Work instructions. Using the data below, show every line where the word "number" occurs.

(Provided information begins)

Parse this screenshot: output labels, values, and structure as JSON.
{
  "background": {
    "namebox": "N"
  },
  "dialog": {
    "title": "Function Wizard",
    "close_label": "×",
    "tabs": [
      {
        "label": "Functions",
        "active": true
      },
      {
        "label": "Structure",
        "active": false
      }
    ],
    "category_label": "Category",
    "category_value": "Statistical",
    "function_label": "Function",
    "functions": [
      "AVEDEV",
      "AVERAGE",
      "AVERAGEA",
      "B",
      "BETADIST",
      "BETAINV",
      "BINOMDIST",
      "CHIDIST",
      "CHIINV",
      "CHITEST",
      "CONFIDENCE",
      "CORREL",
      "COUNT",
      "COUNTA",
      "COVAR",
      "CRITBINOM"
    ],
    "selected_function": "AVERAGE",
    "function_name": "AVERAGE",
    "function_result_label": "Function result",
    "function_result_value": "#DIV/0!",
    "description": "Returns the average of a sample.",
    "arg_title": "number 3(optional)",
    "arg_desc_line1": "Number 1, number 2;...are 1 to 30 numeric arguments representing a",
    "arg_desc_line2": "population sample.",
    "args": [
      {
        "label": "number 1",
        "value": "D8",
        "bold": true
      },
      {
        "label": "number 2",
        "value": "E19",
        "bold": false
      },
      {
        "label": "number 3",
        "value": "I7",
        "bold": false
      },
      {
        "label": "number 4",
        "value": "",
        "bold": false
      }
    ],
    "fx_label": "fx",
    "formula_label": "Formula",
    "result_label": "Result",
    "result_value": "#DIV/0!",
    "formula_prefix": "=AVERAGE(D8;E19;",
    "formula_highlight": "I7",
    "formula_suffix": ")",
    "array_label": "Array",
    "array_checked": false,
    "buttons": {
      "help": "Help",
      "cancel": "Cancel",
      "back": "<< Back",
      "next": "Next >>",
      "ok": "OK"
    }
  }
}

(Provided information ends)

Response to the exercise.
    "arg_title": "number 3(optional)",
    "arg_desc_line1": "Number 1, number 2;...are 1 to 30 numeric arguments representing a",
        "label": "number 1",
        "label": "number 2",
        "label": "number 3",
        "label": "number 4",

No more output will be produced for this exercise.